====== INFORMATION SUPPLIED ======
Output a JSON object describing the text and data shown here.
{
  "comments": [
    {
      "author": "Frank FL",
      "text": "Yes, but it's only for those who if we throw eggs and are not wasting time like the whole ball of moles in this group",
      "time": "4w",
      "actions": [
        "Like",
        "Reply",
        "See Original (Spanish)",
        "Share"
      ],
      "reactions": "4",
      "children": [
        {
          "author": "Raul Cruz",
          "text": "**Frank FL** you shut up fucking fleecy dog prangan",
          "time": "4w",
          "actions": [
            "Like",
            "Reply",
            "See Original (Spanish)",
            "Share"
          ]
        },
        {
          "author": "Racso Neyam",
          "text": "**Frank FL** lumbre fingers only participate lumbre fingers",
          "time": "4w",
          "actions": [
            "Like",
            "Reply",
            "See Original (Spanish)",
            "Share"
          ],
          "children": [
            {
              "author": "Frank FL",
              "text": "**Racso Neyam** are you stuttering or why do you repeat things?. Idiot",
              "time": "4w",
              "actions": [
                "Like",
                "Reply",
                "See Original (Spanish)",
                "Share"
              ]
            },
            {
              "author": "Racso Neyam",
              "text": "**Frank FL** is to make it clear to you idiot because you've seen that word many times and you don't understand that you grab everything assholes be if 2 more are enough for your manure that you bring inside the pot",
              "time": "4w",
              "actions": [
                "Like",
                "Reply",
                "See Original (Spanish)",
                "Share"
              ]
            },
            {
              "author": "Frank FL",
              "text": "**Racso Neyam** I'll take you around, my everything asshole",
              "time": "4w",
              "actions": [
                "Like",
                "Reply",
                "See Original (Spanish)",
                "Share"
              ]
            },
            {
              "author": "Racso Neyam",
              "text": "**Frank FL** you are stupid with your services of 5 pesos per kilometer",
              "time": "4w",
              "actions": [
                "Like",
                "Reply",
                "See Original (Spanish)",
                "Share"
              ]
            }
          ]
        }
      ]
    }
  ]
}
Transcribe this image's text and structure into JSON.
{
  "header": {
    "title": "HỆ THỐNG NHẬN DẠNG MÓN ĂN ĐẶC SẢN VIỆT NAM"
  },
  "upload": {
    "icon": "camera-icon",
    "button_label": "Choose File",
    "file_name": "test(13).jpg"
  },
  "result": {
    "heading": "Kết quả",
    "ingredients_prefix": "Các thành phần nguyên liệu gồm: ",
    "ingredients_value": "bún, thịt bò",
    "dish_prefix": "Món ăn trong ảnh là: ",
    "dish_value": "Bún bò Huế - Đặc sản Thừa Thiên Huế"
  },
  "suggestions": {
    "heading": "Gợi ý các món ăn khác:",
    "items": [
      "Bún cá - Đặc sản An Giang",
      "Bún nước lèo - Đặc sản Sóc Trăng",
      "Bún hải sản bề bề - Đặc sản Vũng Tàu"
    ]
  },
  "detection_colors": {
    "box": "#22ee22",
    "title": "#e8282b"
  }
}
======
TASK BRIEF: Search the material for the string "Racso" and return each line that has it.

ANSWER TO THE EXERCISE:
          "author": "Racso Neyam",
              "text": "**Racso Neyam** are you stuttering or why do you repeat things?. Idiot",
              "author": "Racso Neyam",
              "text": "**Racso Neyam** I'll take you around, my everything asshole",
              "author": "Racso Neyam",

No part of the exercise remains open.